McGuinty received a cautious mandate from Ontario voters Thursday night: The Liberals retained power but lost 19 seats, falling one seat shy of a majority with 45 per cent of the ballots counted.
To achieve a majority, a party must win 54 of the province's 107 ridings. The Liberals seat total was at 53 as McGuinty took the stage at the Chateau Laurier in Ottawa.
Speaking in front of cheering supporters, the Liberal leader treated the results as a victory.
"The Ontario way is not about giving into defeatism or negativity in the face of uncertain times," he said. "Instead it's about building a bright future with positive ideas, enthusiasm and hope."
But McGuinty acknowledged the message from voters and vowed to work hard to lead the province.
"It's important we be sombre-minded about the message Ontarians gave to us," he said, saying voters were telling him "to listen more than ever and give nothing but your best every day."
The Liberals flirted with the 54 seats needed for a majority government most of the evening.
Had the Liberals won a majority, McGuinty would have become the first premier to win three successive majorities since Leslie Frost accomplished the feat for the Tories in 1959.
Instead, McGuinty may face questions about how he will govern and work with the other parties.
McGuinty praised both Progressive Conservative Leader Hudak and NDP Leader Howarth for "standing up for what they believe in" and fighting hard during the campaign and in the legislature.
Early in the campaign there was talk the premier's seat in Ottawa South might be in jeopardy, but McGuinty pulled away from PC challenger Jason MacDonald, winning just under 49 per cent of the popular vote.
Slow start to campaign

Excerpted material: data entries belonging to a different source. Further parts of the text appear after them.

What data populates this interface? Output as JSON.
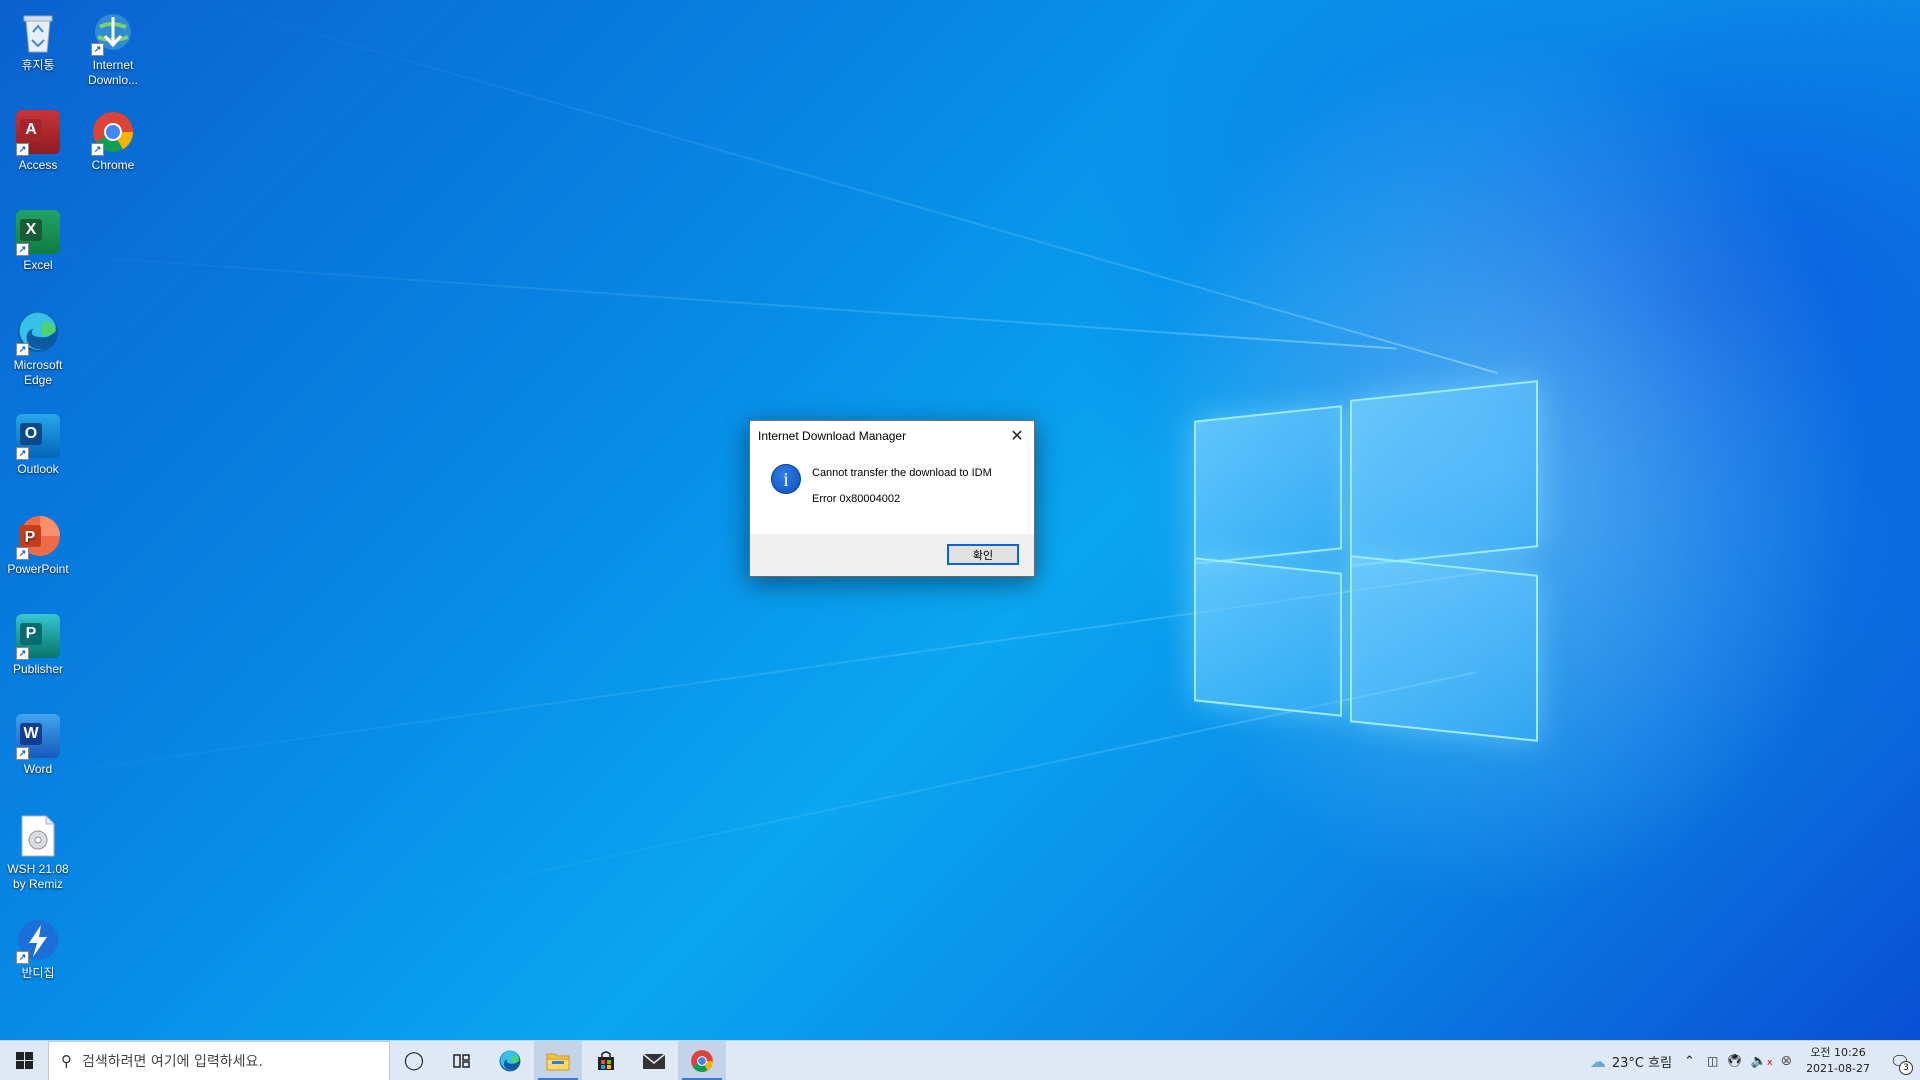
{
  "desktop": {
    "icons": [
      {
        "label": "휴지통",
        "icon": "recycle-bin-icon"
      },
      {
        "label": "Internet Downlo...",
        "icon": "idm-icon"
      },
      {
        "label": "Access",
        "icon": "access-icon"
      },
      {
        "label": "Chrome",
        "icon": "chrome-icon"
      },
      {
        "label": "Excel",
        "icon": "excel-icon"
      },
      {
        "label": "Microsoft Edge",
        "icon": "edge-icon"
      },
      {
        "label": "Outlook",
        "icon": "outlook-icon"
      },
      {
        "label": "PowerPoint",
        "icon": "powerpoint-icon"
      },
      {
        "label": "Publisher",
        "icon": "publisher-icon"
      },
      {
        "label": "Word",
        "icon": "word-icon"
      },
      {
        "label": "WSH 21.08 by Remiz",
        "icon": "wsh-file-icon"
      },
      {
        "label": "반디집",
        "icon": "bandizip-icon"
      }
    ]
  },
  "dialog": {
    "title": "Internet Download Manager",
    "message": "Cannot transfer the download to IDM",
    "error": "Error 0x80004002",
    "ok_label": "확인",
    "icon": "info-icon"
  },
  "taskbar": {
    "search_placeholder": "검색하려면 여기에 입력하세요.",
    "weather": "23°C  흐림",
    "time": "오전 10:26",
    "date": "2021-08-27",
    "notification_count": "3",
    "apps": [
      "cortana-icon",
      "task-view-icon",
      "edge-icon",
      "file-explorer-icon",
      "store-icon",
      "mail-icon",
      "chrome-icon"
    ]
  },
  "colors": {
    "accent": "#0a64d8",
    "taskbar_bg": "#dfe9f5",
    "wallpaper_blue": "#0a86e6"
  }
}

At the start of the summer, the Liberal Party appeared to be headed for defeat, with polls suggesting Progressive Conservative Leader Tim Hudak and the Tories had a healthy double-digit lead.
The unpopularity of the harmonized sales tax (HST) and rising energy costs coupled with job losses and spending scandals seemed to make McGuinty more vulnerable than before.

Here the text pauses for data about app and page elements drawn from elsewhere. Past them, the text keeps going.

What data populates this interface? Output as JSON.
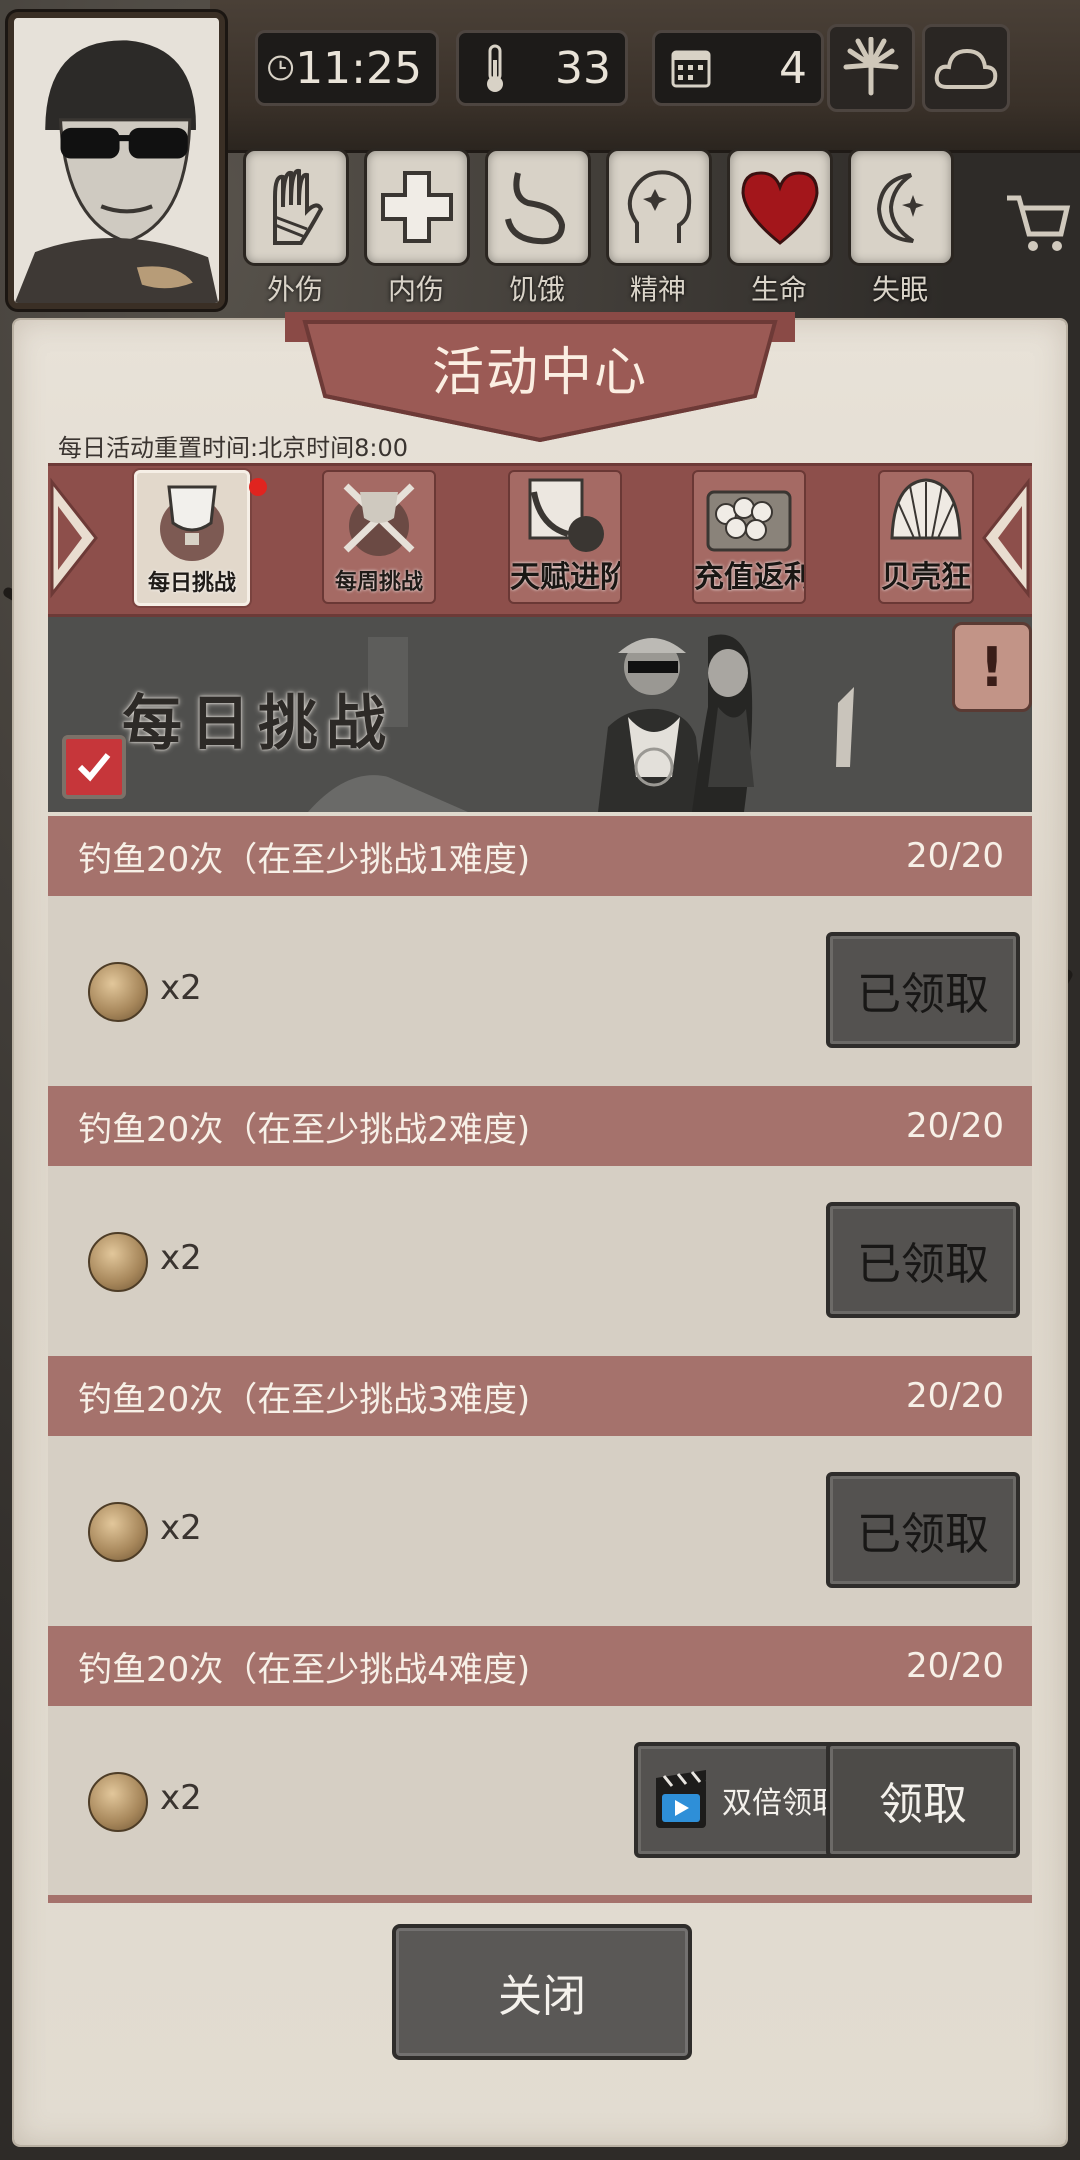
{
  "hud": {
    "time": "11:25",
    "temperature": "33",
    "day": "4",
    "icons": [
      "clock-icon",
      "thermometer-icon",
      "calendar-icon",
      "leaf-icon",
      "cloud-icon",
      "cart-icon"
    ]
  },
  "status": [
    {
      "label": "外伤",
      "icon": "bandaged-hand-icon"
    },
    {
      "label": "内伤",
      "icon": "medical-cross-icon"
    },
    {
      "label": "饥饿",
      "icon": "stomach-icon"
    },
    {
      "label": "精神",
      "icon": "head-icon"
    },
    {
      "label": "生命",
      "icon": "heart-icon"
    },
    {
      "label": "失眠",
      "icon": "moon-icon"
    }
  ],
  "panel": {
    "title": "活动中心",
    "reset_note": "每日活动重置时间:北京时间8:00"
  },
  "tabs": [
    {
      "label": "每日挑战",
      "icon": "trophy-icon",
      "active": true
    },
    {
      "label": "每周挑战",
      "icon": "weapons-icon",
      "active": false
    },
    {
      "label": "天赋进阶",
      "icon": "talent-icon",
      "active": false
    },
    {
      "label": "充值返利",
      "icon": "treasure-chest-icon",
      "active": false
    },
    {
      "label": "贝壳狂",
      "icon": "shell-icon",
      "active": false
    }
  ],
  "hero": {
    "title": "每日挑战",
    "info_label": "!"
  },
  "tasks": [
    {
      "name": "钓鱼20次（在至少挑战1难度)",
      "progress": "20/20",
      "reward_qty": "x2",
      "button": "已领取",
      "claimed": true
    },
    {
      "name": "钓鱼20次（在至少挑战2难度)",
      "progress": "20/20",
      "reward_qty": "x2",
      "button": "已领取",
      "claimed": true
    },
    {
      "name": "钓鱼20次（在至少挑战3难度)",
      "progress": "20/20",
      "reward_qty": "x2",
      "button": "已领取",
      "claimed": true
    },
    {
      "name": "钓鱼20次（在至少挑战4难度)",
      "progress": "20/20",
      "reward_qty": "x2",
      "button": "领取",
      "double_button": "双倍领取",
      "claimed": false
    }
  ],
  "close_label": "关闭",
  "colors": {
    "panel": "#e2dcd1",
    "accent": "#8d4f4b",
    "task_header": "#a5726c",
    "button": "#545250"
  }
}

But during the campaign McGuinty portrayed himself as the experienced, sure-and-steady hand on the tiller in uncertain economic times, in contrast to the two other rookie party leaders.
The results suggest while voters weren't enamoured with the McGuinty government, they found neither of the other parties and leaders appealing enough to change governments.
McGuinty was first elected in a 1990 byelection to replace his father, Dalton McGuinty Sr., who had died of a heart attack. He was elected Liberal leader in 1996, premier in 2003 and re-elected in 2007.
In the 1999 provincial election, the PCs tarred McGuinty as "not up for the job." Now only Quebec Premier Jean Charest has been running a province longer.